=== Begin Enclosure ===

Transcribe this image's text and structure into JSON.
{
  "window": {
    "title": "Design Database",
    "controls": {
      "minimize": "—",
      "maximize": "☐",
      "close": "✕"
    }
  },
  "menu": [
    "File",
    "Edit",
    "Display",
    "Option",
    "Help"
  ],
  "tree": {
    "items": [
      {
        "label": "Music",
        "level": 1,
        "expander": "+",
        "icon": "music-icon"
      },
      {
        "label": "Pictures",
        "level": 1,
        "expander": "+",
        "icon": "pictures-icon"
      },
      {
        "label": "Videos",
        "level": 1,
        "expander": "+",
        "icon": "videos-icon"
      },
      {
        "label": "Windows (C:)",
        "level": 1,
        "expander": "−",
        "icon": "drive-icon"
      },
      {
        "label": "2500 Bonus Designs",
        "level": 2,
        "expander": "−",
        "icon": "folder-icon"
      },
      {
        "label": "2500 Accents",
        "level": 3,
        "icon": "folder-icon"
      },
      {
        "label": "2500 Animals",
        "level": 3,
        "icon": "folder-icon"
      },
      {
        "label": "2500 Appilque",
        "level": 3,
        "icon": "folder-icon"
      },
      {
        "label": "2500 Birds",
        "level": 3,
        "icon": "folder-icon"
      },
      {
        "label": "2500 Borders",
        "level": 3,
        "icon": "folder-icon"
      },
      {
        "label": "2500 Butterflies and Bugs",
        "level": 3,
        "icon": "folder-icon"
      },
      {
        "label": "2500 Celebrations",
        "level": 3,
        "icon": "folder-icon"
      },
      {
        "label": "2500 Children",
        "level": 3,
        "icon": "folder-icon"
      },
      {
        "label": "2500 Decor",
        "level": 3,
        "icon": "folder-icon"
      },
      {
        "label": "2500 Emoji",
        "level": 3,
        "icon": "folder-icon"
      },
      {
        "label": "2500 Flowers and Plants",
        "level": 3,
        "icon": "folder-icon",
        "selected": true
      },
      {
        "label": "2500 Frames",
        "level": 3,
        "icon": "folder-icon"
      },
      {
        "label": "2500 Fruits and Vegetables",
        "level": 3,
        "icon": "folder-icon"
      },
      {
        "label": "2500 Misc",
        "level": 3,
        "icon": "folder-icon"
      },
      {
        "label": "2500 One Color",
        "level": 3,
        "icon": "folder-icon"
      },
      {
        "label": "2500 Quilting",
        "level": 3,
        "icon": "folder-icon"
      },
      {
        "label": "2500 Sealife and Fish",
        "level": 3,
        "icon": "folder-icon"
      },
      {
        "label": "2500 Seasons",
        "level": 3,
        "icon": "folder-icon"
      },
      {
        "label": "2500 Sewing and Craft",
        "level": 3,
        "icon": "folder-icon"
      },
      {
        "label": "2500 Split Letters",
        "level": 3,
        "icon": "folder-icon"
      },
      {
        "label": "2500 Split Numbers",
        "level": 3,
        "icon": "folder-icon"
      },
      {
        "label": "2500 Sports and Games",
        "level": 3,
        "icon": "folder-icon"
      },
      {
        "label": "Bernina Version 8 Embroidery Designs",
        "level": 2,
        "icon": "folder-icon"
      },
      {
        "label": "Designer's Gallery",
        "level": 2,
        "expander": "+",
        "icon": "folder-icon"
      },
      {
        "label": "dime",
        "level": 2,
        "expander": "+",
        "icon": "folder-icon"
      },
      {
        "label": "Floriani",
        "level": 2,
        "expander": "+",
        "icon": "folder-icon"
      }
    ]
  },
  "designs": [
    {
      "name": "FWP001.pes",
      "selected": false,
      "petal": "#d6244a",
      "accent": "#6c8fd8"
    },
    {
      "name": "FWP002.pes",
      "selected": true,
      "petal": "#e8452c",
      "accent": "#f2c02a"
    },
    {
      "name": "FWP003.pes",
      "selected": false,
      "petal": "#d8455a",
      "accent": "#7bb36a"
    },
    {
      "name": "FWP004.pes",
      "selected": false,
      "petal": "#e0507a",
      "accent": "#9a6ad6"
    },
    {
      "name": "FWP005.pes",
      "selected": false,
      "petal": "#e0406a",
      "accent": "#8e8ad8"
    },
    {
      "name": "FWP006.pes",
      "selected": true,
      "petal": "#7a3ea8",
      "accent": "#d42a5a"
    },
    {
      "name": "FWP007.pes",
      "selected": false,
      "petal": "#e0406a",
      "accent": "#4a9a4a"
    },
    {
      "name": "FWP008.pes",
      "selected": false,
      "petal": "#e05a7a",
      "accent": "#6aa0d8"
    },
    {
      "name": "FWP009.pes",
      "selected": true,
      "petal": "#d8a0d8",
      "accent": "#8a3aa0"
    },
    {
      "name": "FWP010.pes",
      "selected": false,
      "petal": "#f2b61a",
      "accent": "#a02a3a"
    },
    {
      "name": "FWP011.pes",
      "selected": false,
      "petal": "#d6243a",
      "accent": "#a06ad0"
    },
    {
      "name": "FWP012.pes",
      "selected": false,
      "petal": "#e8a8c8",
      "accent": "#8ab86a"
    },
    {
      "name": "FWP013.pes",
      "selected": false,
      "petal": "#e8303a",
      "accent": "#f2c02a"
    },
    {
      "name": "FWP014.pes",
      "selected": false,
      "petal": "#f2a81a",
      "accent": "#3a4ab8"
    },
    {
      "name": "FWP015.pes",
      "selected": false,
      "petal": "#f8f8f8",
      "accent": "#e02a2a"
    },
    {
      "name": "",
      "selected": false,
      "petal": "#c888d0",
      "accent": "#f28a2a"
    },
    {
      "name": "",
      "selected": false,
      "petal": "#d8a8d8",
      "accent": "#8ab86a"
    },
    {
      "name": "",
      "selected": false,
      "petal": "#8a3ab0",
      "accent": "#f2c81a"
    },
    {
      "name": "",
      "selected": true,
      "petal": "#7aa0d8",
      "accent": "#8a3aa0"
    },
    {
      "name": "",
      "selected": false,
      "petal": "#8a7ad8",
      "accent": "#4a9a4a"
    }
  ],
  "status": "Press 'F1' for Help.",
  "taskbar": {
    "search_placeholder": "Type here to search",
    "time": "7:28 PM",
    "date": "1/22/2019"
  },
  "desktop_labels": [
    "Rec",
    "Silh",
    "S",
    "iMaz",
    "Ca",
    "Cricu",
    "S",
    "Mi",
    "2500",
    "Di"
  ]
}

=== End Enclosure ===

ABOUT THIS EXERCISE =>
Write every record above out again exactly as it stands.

RESPONSE FOR THIS EXERCISE =>
Transcribe this image's text and structure into JSON.
{
  "window": {
    "title": "Design Database",
    "controls": {
      "minimize": "—",
      "maximize": "☐",
      "close": "✕"
    }
  },
  "menu": [
    "File",
    "Edit",
    "Display",
    "Option",
    "Help"
  ],
  "tree": {
    "items": [
      {
        "label": "Music",
        "level": 1,
        "expander": "+",
        "icon": "music-icon"
      },
      {
        "label": "Pictures",
        "level": 1,
        "expander": "+",
        "icon": "pictures-icon"
      },
      {
        "label": "Videos",
        "level": 1,
        "expander": "+",
        "icon": "videos-icon"
      },
      {
        "label": "Windows (C:)",
        "level": 1,
        "expander": "−",
        "icon": "drive-icon"
      },
      {
        "label": "2500 Bonus Designs",
        "level": 2,
        "expander": "−",
        "icon": "folder-icon"
      },
      {
        "label": "2500 Accents",
        "level": 3,
        "icon": "folder-icon"
      },
      {
        "label": "2500 Animals",
        "level": 3,
        "icon": "folder-icon"
      },
      {
        "label": "2500 Appilque",
        "level": 3,
        "icon": "folder-icon"
      },
      {
        "label": "2500 Birds",
        "level": 3,
        "icon": "folder-icon"
      },
      {
        "label": "2500 Borders",
        "level": 3,
        "icon": "folder-icon"
      },
      {
        "label": "2500 Butterflies and Bugs",
        "level": 3,
        "icon": "folder-icon"
      },
      {
        "label": "2500 Celebrations",
        "level": 3,
        "icon": "folder-icon"
      },
      {
        "label": "2500 Children",
        "level": 3,
        "icon": "folder-icon"
      },
      {
        "label": "2500 Decor",
        "level": 3,
        "icon": "folder-icon"
      },
      {
        "label": "2500 Emoji",
        "level": 3,
        "icon": "folder-icon"
      },
      {
        "label": "2500 Flowers and Plants",
        "level": 3,
        "icon": "folder-icon",
        "selected": true
      },
      {
        "label": "2500 Frames",
        "level": 3,
        "icon": "folder-icon"
      },
      {
        "label": "2500 Fruits and Vegetables",
        "level": 3,
        "icon": "folder-icon"
      },
      {
        "label": "2500 Misc",
        "level": 3,
        "icon": "folder-icon"
      },
      {
        "label": "2500 One Color",
        "level": 3,
        "icon": "folder-icon"
      },
      {
        "label": "2500 Quilting",
        "level": 3,
        "icon": "folder-icon"
      },
      {
        "label": "2500 Sealife and Fish",
        "level": 3,
        "icon": "folder-icon"
      },
      {
        "label": "2500 Seasons",
        "level": 3,
        "icon": "folder-icon"
      },
      {
        "label": "2500 Sewing and Craft",
        "level": 3,
        "icon": "folder-icon"
      },
      {
        "label": "2500 Split Letters",
        "level": 3,
        "icon": "folder-icon"
      },
      {
        "label": "2500 Split Numbers",
        "level": 3,
        "icon": "folder-icon"
      },
      {
        "label": "2500 Sports and Games",
        "level": 3,
        "icon": "folder-icon"
      },
      {
        "label": "Bernina Version 8 Embroidery Designs",
        "level": 2,
        "icon": "folder-icon"
      },
      {
        "label": "Designer's Gallery",
        "level": 2,
        "expander": "+",
        "icon": "folder-icon"
      },
      {
        "label": "dime",
        "level": 2,
        "expander": "+",
        "icon": "folder-icon"
      },
      {
        "label": "Floriani",
        "level": 2,
        "expander": "+",
        "icon": "folder-icon"
      }
    ]
  },
  "designs": [
    {
      "name": "FWP001.pes",
      "selected": false,
      "petal": "#d6244a",
      "accent": "#6c8fd8"
    },
    {
      "name": "FWP002.pes",
      "selected": true,
      "petal": "#e8452c",
      "accent": "#f2c02a"
    },
    {
      "name": "FWP003.pes",
      "selected": false,
      "petal": "#d8455a",
      "accent": "#7bb36a"
    },
    {
      "name": "FWP004.pes",
      "selected": false,
      "petal": "#e0507a",
      "accent": "#9a6ad6"
    },
    {
      "name": "FWP005.pes",
      "selected": false,
      "petal": "#e0406a",
      "accent": "#8e8ad8"
    },
    {
      "name": "FWP006.pes",
      "selected": true,
      "petal": "#7a3ea8",
      "accent": "#d42a5a"
    },
    {
      "name": "FWP007.pes",
      "selected": false,
      "petal": "#e0406a",
      "accent": "#4a9a4a"
    },
    {
      "name": "FWP008.pes",
      "selected": false,
      "petal": "#e05a7a",
      "accent": "#6aa0d8"
    },
    {
      "name": "FWP009.pes",
      "selected": true,
      "petal": "#d8a0d8",
      "accent": "#8a3aa0"
    },
    {
      "name": "FWP010.pes",
      "selected": false,
      "petal": "#f2b61a",
      "accent": "#a02a3a"
    },
    {
      "name": "FWP011.pes",
      "selected": false,
      "petal": "#d6243a",
      "accent": "#a06ad0"
    },
    {
      "name": "FWP012.pes",
      "selected": false,
      "petal": "#e8a8c8",
      "accent": "#8ab86a"
    },
    {
      "name": "FWP013.pes",
      "selected": false,
      "petal": "#e8303a",
      "accent": "#f2c02a"
    },
    {
      "name": "FWP014.pes",
      "selected": false,
      "petal": "#f2a81a",
      "accent": "#3a4ab8"
    },
    {
      "name": "FWP015.pes",
      "selected": false,
      "petal": "#f8f8f8",
      "accent": "#e02a2a"
    },
    {
      "name": "",
      "selected": false,
      "petal": "#c888d0",
      "accent": "#f28a2a"
    },
    {
      "name": "",
      "selected": false,
      "petal": "#d8a8d8",
      "accent": "#8ab86a"
    },
    {
      "name": "",
      "selected": false,
      "petal": "#8a3ab0",
      "accent": "#f2c81a"
    },
    {
      "name": "",
      "selected": true,
      "petal": "#7aa0d8",
      "accent": "#8a3aa0"
    },
    {
      "name": "",
      "selected": false,
      "petal": "#8a7ad8",
      "accent": "#4a9a4a"
    }
  ],
  "status": "Press 'F1' for Help.",
  "taskbar": {
    "search_placeholder": "Type here to search",
    "time": "7:28 PM",
    "date": "1/22/2019"
  },
  "desktop_labels": [
    "Rec",
    "Silh",
    "S",
    "iMaz",
    "Ca",
    "Cricu",
    "S",
    "Mi",
    "2500",
    "Di"
  ]
}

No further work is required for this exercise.